Rice cooker. Rice cookers are simple beasts that do a great job on all kinds of rice. You can cook a whole pot full or less, and freeze what's left over in portion-size baggies.

Miscellaneous appliances. Grillers are great for grilled vegetables and sandwiches. Waffle irons make terrific vegan waffles. A stand mixer makes many mixing chores much easier and if it is heavy-duty enough it can make bread dough too. Crock pots continue to give us a way to get a meal started that can cook itself while we are away; especially handy for chile, soup, stew.

For most home cooks, a minimum of equipment is necessary to create a wide variety of delicious vegan meals. We recommend starting with the basics and adding as needed, as your interest expands. It can be a lot of fun to try dozens of recipes from the many excellent vegan cookbooks out there.

Monday, June 16, 2008

Easy roasted vegetables

left: unbaked vegetables ready to go into oven

One type of convenient product I have come to love is the spice or herb blend. I have a "greek seasoning" blend and a "creole seasoning" blend that can be used on almost anything. One example is this easy roasted veggie dish. These are general directions because the dish will vary with what you have on hand, what you like, how much you want to make.

Use fresh vegetables from your refrigerator. Or you could use the stew-type frozen vegetable mixes available in grocery markets for an even easier version. Root vegetables, like potatoes and turnips and onions, make fine roasting fodder. Bell peppers of any color, leeks, squash, all are good. The cruciferous vegetables, like cabbage and broccoli, may not fare as well but could work if the dish is covered long enough to get them steamed. Corn could make a great addition (frozen or fresh).

Estimate how many veggies you'll need based on how many will be eating and how big a pan you'll be using. You'll want the veggies to make a layer that is not too thick so they will all cook evenly. Wash and cut the vegetables into bite-size chunks. Leave skins on potatoes.

left: roasted vegetables ready to eat

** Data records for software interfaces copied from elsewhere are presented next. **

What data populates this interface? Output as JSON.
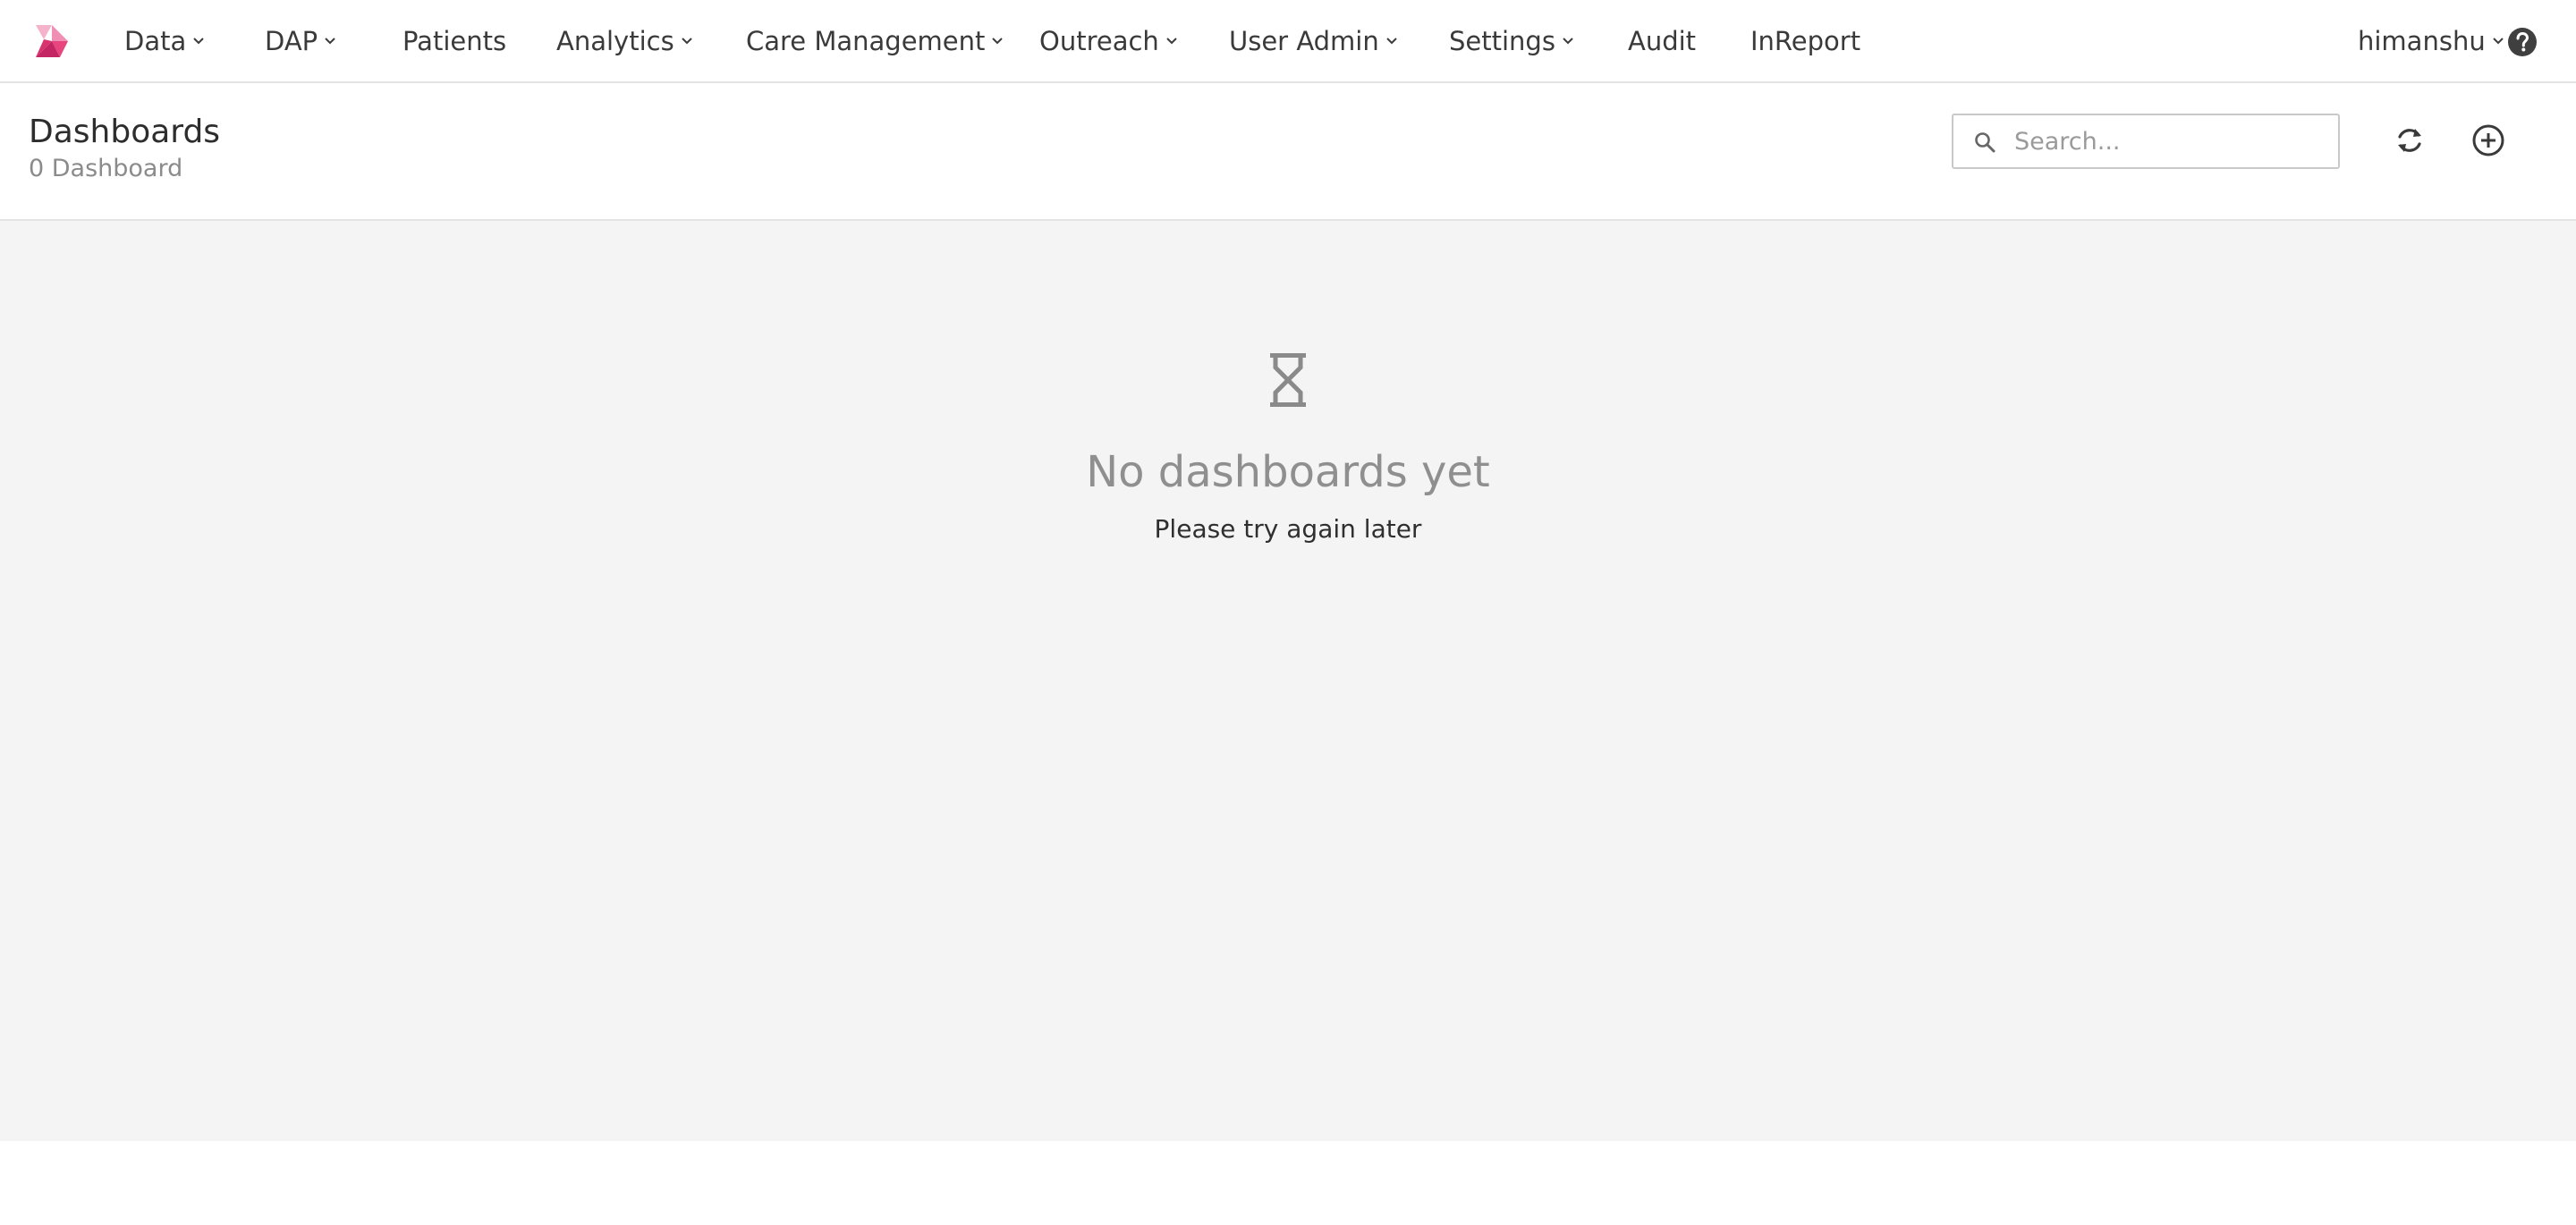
{
  "nav": {
    "items": [
      {
        "label": "Data",
        "dropdown": true
      },
      {
        "label": "DAP",
        "dropdown": true
      },
      {
        "label": "Patients",
        "dropdown": false
      },
      {
        "label": "Analytics",
        "dropdown": true
      },
      {
        "label": "Care Management",
        "dropdown": true
      },
      {
        "label": "Outreach",
        "dropdown": true
      },
      {
        "label": "User Admin",
        "dropdown": true
      },
      {
        "label": "Settings",
        "dropdown": true
      },
      {
        "label": "Audit",
        "dropdown": false
      },
      {
        "label": "InReport",
        "dropdown": false
      }
    ],
    "user": {
      "name": "himanshu",
      "dropdown": true
    },
    "icons": {
      "logo": "brand-logo",
      "help": "help-icon"
    }
  },
  "header": {
    "title": "Dashboards",
    "subtitle": "0 Dashboard",
    "search": {
      "placeholder": "Search...",
      "value": ""
    },
    "actions": {
      "refresh": "refresh-icon",
      "add": "add-circle-icon"
    }
  },
  "empty_state": {
    "icon": "hourglass-icon",
    "title": "No dashboards yet",
    "message": "Please try again later"
  },
  "colors": {
    "brand_pink": "#e8457f",
    "brand_light_pink": "#f5b3cb",
    "content_bg": "#f4f4f4",
    "muted_text": "#8f8f8f"
  }
}
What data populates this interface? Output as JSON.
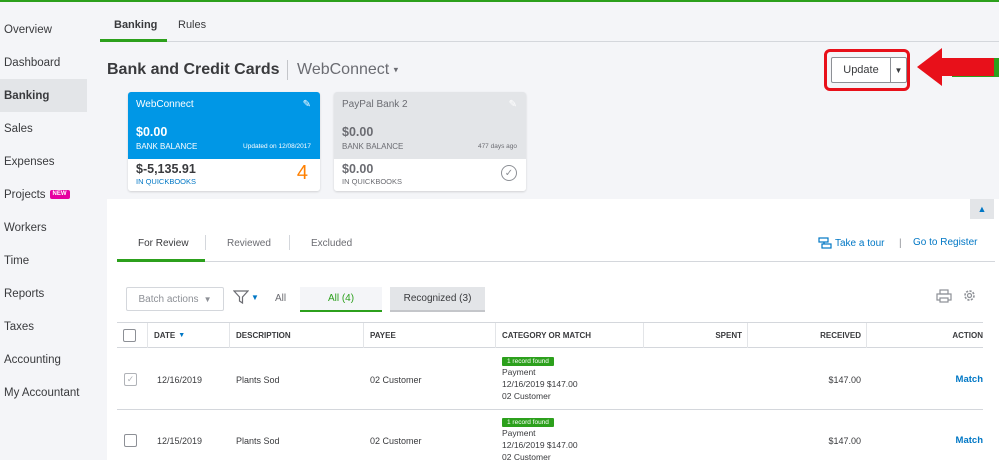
{
  "sidebar": {
    "items": [
      {
        "label": "Overview"
      },
      {
        "label": "Dashboard"
      },
      {
        "label": "Banking",
        "active": true
      },
      {
        "label": "Sales"
      },
      {
        "label": "Expenses"
      },
      {
        "label": "Projects",
        "badge": "NEW"
      },
      {
        "label": "Workers"
      },
      {
        "label": "Time"
      },
      {
        "label": "Reports"
      },
      {
        "label": "Taxes"
      },
      {
        "label": "Accounting"
      },
      {
        "label": "My Accountant"
      }
    ]
  },
  "top_tabs": [
    {
      "label": "Banking",
      "active": true
    },
    {
      "label": "Rules"
    }
  ],
  "header": {
    "title": "Bank and Credit Cards",
    "account": "WebConnect",
    "update_label": "Update"
  },
  "cards": [
    {
      "name": "WebConnect",
      "bank_balance": "$0.00",
      "bank_balance_label": "BANK BALANCE",
      "updated": "Updated on 12/08/2017",
      "qb_balance": "$-5,135.91",
      "qb_label": "IN QUICKBOOKS",
      "count": "4"
    },
    {
      "name": "PayPal Bank 2",
      "bank_balance": "$0.00",
      "bank_balance_label": "BANK BALANCE",
      "updated": "477 days ago",
      "qb_balance": "$0.00",
      "qb_label": "IN QUICKBOOKS"
    }
  ],
  "review": {
    "tabs": [
      "For Review",
      "Reviewed",
      "Excluded"
    ],
    "tour_link": "Take a tour",
    "register_link": "Go to Register",
    "batch_label": "Batch actions",
    "filter_all": "All",
    "pill_all": "All (4)",
    "pill_recognized": "Recognized (3)"
  },
  "table": {
    "columns": [
      "DATE",
      "DESCRIPTION",
      "PAYEE",
      "CATEGORY OR MATCH",
      "SPENT",
      "RECEIVED",
      "ACTION"
    ],
    "rows": [
      {
        "checked": true,
        "date": "12/16/2019",
        "description": "Plants Sod",
        "payee": "02 Customer",
        "badge": "1 record found",
        "cat1": "Payment",
        "cat2": "12/16/2019 $147.00",
        "cat3": "02 Customer",
        "spent": "",
        "received": "$147.00",
        "action": "Match"
      },
      {
        "checked": false,
        "date": "12/15/2019",
        "description": "Plants Sod",
        "payee": "02 Customer",
        "badge": "1 record found",
        "cat1": "Payment",
        "cat2": "12/16/2019 $147.00",
        "cat3": "02 Customer",
        "spent": "",
        "received": "$147.00",
        "action": "Match"
      }
    ]
  },
  "colors": {
    "brand_green": "#2ca01c",
    "card_blue": "#0097e6",
    "link_blue": "#0077c5",
    "highlight_red": "#e8101a",
    "count_orange": "#ff8000"
  }
}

Pile the vegetables into a shallow roasting dish or casserole. Sprinkle a couple of tablespoons (or more, depending on how many there are, you want a very light coating) of olive oil on top, and a generous amount of greek seasoning mix on top of that (or try another seasoning mix that goes well with vegetables, like Italian). Mix lightly and cover the pan (with a lid or with foil). Bake at 350 degrees for 30-45 minutes, stirring two or three times. Remove lid or foil and let cook 5 - 10 minutes uncovered.

Monday, June 2, 2008

7 Vegan Convenience Foods

There are more vegan convenience foods than some omnivores imagine. You just have to know where and how to find them. That's where this blog comes in. We help you make veganism convenient through quick and easy cooking as well as vegan convenient foods.

Erik at listed a few vegan convenience foods in his last podcast. We thought we'd share that great resource.

Here are the vegan convenience foods Erik recommends:
  1. Clif, Luna, Lara, and Probar Energy Bars
  2. Kettle Chips
  3. Tings
  4. Late July Crackers
  5. Almond Butter Balls
  6. Primal Strips
  7. Annie’s Goddess Dressing
Personally, I enjoy Lara bars and Luna bars the most. I don't much care for Probars, but we're all different and you might like them a lot. Energy bars are an excellent emergency food to keep in your purse or backback for those times when you're stuck with omnivores who refuse to accommodate your eating preferences. Or, obviously, they're great on hikes or bike rides, too :)